(Element data from apps and pages)

----------------

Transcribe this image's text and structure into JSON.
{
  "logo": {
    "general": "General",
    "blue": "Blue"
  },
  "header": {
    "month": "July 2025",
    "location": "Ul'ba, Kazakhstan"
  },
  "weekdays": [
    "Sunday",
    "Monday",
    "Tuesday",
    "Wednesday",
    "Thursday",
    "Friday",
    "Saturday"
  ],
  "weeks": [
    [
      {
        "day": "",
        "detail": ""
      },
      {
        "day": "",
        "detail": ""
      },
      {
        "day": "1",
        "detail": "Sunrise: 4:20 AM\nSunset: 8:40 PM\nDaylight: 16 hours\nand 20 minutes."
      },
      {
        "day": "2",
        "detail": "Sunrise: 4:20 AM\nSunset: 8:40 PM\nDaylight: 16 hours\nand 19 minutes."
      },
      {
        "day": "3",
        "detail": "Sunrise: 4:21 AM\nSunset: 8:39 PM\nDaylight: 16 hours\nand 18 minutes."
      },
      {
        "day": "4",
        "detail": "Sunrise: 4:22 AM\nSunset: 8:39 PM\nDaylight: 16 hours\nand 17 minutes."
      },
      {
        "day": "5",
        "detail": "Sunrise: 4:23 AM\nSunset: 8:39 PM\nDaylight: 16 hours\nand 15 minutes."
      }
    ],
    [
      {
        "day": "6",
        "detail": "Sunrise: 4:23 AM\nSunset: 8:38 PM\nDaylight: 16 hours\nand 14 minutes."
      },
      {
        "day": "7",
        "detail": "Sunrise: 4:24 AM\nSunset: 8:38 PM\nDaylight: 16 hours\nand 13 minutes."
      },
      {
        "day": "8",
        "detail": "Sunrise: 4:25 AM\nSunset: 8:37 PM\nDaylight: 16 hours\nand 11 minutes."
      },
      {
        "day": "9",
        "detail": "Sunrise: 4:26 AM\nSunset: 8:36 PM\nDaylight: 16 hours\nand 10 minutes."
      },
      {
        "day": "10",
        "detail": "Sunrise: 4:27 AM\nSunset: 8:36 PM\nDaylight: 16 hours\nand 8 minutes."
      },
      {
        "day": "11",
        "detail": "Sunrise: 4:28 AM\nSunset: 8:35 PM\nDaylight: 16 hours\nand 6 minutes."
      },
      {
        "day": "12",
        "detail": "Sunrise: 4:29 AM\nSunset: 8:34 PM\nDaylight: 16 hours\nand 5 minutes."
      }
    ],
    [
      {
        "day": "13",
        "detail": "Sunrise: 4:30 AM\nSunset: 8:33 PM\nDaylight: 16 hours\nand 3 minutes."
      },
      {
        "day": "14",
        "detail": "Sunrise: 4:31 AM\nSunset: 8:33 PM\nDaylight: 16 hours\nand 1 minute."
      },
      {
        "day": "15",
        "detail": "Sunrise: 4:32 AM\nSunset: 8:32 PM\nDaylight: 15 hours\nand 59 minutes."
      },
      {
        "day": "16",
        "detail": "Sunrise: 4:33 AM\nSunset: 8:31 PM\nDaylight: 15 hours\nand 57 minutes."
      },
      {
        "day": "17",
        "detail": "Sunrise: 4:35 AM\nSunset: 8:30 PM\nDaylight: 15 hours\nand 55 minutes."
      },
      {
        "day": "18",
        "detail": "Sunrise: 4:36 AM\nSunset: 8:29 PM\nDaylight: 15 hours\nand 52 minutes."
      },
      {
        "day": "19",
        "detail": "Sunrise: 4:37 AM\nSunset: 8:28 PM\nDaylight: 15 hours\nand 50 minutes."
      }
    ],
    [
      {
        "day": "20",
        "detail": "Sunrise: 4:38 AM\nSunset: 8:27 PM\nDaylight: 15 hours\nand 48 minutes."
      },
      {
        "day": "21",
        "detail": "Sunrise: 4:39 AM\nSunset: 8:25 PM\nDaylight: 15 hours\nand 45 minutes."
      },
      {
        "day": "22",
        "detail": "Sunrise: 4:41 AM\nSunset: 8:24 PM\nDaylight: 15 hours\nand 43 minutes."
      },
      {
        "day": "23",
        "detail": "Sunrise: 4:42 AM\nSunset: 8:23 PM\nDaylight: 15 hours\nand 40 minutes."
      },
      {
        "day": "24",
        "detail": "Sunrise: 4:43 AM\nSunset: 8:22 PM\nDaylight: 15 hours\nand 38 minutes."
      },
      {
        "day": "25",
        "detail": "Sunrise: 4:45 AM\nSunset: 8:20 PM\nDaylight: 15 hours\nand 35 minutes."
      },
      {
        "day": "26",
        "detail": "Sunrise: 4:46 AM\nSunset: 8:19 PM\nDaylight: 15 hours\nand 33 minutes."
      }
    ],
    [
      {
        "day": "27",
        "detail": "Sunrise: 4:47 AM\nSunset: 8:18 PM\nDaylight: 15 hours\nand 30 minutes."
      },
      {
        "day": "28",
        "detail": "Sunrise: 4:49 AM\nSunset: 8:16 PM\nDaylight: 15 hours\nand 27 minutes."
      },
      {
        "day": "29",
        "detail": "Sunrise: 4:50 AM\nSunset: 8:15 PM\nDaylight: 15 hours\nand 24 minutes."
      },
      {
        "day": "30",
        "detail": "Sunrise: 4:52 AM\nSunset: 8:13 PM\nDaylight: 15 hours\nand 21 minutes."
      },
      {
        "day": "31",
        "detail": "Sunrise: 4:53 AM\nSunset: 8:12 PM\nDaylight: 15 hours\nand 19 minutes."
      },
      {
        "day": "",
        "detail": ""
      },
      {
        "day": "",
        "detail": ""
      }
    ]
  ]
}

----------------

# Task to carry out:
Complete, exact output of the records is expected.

# Answer for the task:
Transcribe this image's text and structure into JSON.
{
  "logo": {
    "general": "General",
    "blue": "Blue"
  },
  "header": {
    "month": "July 2025",
    "location": "Ul'ba, Kazakhstan"
  },
  "weekdays": [
    "Sunday",
    "Monday",
    "Tuesday",
    "Wednesday",
    "Thursday",
    "Friday",
    "Saturday"
  ],
  "weeks": [
    [
      {
        "day": "",
        "detail": ""
      },
      {
        "day": "",
        "detail": ""
      },
      {
        "day": "1",
        "detail": "Sunrise: 4:20 AM\nSunset: 8:40 PM\nDaylight: 16 hours\nand 20 minutes."
      },
      {
        "day": "2",
        "detail": "Sunrise: 4:20 AM\nSunset: 8:40 PM\nDaylight: 16 hours\nand 19 minutes."
      },
      {
        "day": "3",
        "detail": "Sunrise: 4:21 AM\nSunset: 8:39 PM\nDaylight: 16 hours\nand 18 minutes."
      },
      {
        "day": "4",
        "detail": "Sunrise: 4:22 AM\nSunset: 8:39 PM\nDaylight: 16 hours\nand 17 minutes."
      },
      {
        "day": "5",
        "detail": "Sunrise: 4:23 AM\nSunset: 8:39 PM\nDaylight: 16 hours\nand 15 minutes."
      }
    ],
    [
      {
        "day": "6",
        "detail": "Sunrise: 4:23 AM\nSunset: 8:38 PM\nDaylight: 16 hours\nand 14 minutes."
      },
      {
        "day": "7",
        "detail": "Sunrise: 4:24 AM\nSunset: 8:38 PM\nDaylight: 16 hours\nand 13 minutes."
      },
      {
        "day": "8",
        "detail": "Sunrise: 4:25 AM\nSunset: 8:37 PM\nDaylight: 16 hours\nand 11 minutes."
      },
      {
        "day": "9",
        "detail": "Sunrise: 4:26 AM\nSunset: 8:36 PM\nDaylight: 16 hours\nand 10 minutes."
      },
      {
        "day": "10",
        "detail": "Sunrise: 4:27 AM\nSunset: 8:36 PM\nDaylight: 16 hours\nand 8 minutes."
      },
      {
        "day": "11",
        "detail": "Sunrise: 4:28 AM\nSunset: 8:35 PM\nDaylight: 16 hours\nand 6 minutes."
      },
      {
        "day": "12",
        "detail": "Sunrise: 4:29 AM\nSunset: 8:34 PM\nDaylight: 16 hours\nand 5 minutes."
      }
    ],
    [
      {
        "day": "13",
        "detail": "Sunrise: 4:30 AM\nSunset: 8:33 PM\nDaylight: 16 hours\nand 3 minutes."
      },
      {
        "day": "14",
        "detail": "Sunrise: 4:31 AM\nSunset: 8:33 PM\nDaylight: 16 hours\nand 1 minute."
      },
      {
        "day": "15",
        "detail": "Sunrise: 4:32 AM\nSunset: 8:32 PM\nDaylight: 15 hours\nand 59 minutes."
      },
      {
        "day": "16",
        "detail": "Sunrise: 4:33 AM\nSunset: 8:31 PM\nDaylight: 15 hours\nand 57 minutes."
      },
      {
        "day": "17",
        "detail": "Sunrise: 4:35 AM\nSunset: 8:30 PM\nDaylight: 15 hours\nand 55 minutes."
      },
      {
        "day": "18",
        "detail": "Sunrise: 4:36 AM\nSunset: 8:29 PM\nDaylight: 15 hours\nand 52 minutes."
      },
      {
        "day": "19",
        "detail": "Sunrise: 4:37 AM\nSunset: 8:28 PM\nDaylight: 15 hours\nand 50 minutes."
      }
    ],
    [
      {
        "day": "20",
        "detail": "Sunrise: 4:38 AM\nSunset: 8:27 PM\nDaylight: 15 hours\nand 48 minutes."
      },
      {
        "day": "21",
        "detail": "Sunrise: 4:39 AM\nSunset: 8:25 PM\nDaylight: 15 hours\nand 45 minutes."
      },
      {
        "day": "22",
        "detail": "Sunrise: 4:41 AM\nSunset: 8:24 PM\nDaylight: 15 hours\nand 43 minutes."
      },
      {
        "day": "23",
        "detail": "Sunrise: 4:42 AM\nSunset: 8:23 PM\nDaylight: 15 hours\nand 40 minutes."
      },
      {
        "day": "24",
        "detail": "Sunrise: 4:43 AM\nSunset: 8:22 PM\nDaylight: 15 hours\nand 38 minutes."
      },
      {
        "day": "25",
        "detail": "Sunrise: 4:45 AM\nSunset: 8:20 PM\nDaylight: 15 hours\nand 35 minutes."
      },
      {
        "day": "26",
        "detail": "Sunrise: 4:46 AM\nSunset: 8:19 PM\nDaylight: 15 hours\nand 33 minutes."
      }
    ],
    [
      {
        "day": "27",
        "detail": "Sunrise: 4:47 AM\nSunset: 8:18 PM\nDaylight: 15 hours\nand 30 minutes."
      },
      {
        "day": "28",
        "detail": "Sunrise: 4:49 AM\nSunset: 8:16 PM\nDaylight: 15 hours\nand 27 minutes."
      },
      {
        "day": "29",
        "detail": "Sunrise: 4:50 AM\nSunset: 8:15 PM\nDaylight: 15 hours\nand 24 minutes."
      },
      {
        "day": "30",
        "detail": "Sunrise: 4:52 AM\nSunset: 8:13 PM\nDaylight: 15 hours\nand 21 minutes."
      },
      {
        "day": "31",
        "detail": "Sunrise: 4:53 AM\nSunset: 8:12 PM\nDaylight: 15 hours\nand 19 minutes."
      },
      {
        "day": "",
        "detail": ""
      },
      {
        "day": "",
        "detail": ""
      }
    ]
  ]
}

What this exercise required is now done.